GIVEN INFORMATION START

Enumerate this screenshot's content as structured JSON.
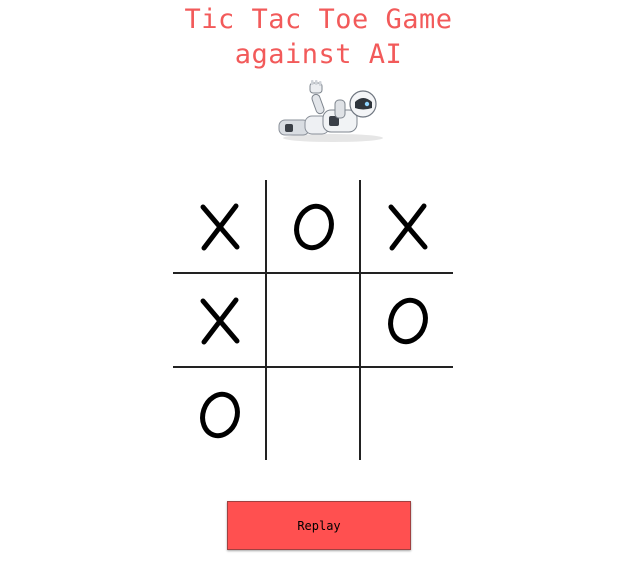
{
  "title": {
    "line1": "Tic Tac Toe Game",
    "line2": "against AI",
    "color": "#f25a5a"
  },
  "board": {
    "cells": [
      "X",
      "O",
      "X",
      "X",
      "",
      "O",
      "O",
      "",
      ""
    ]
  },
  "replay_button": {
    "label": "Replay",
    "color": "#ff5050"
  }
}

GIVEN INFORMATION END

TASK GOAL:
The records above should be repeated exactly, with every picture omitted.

RESPONSE TO THIS TASK:
Enumerate this screenshot's content as structured JSON.
{
  "title": {
    "line1": "Tic Tac Toe Game",
    "line2": "against AI",
    "color": "#f25a5a"
  },
  "board": {
    "cells": [
      "X",
      "O",
      "X",
      "X",
      "",
      "O",
      "O",
      "",
      ""
    ]
  },
  "replay_button": {
    "label": "Replay",
    "color": "#ff5050"
  }
}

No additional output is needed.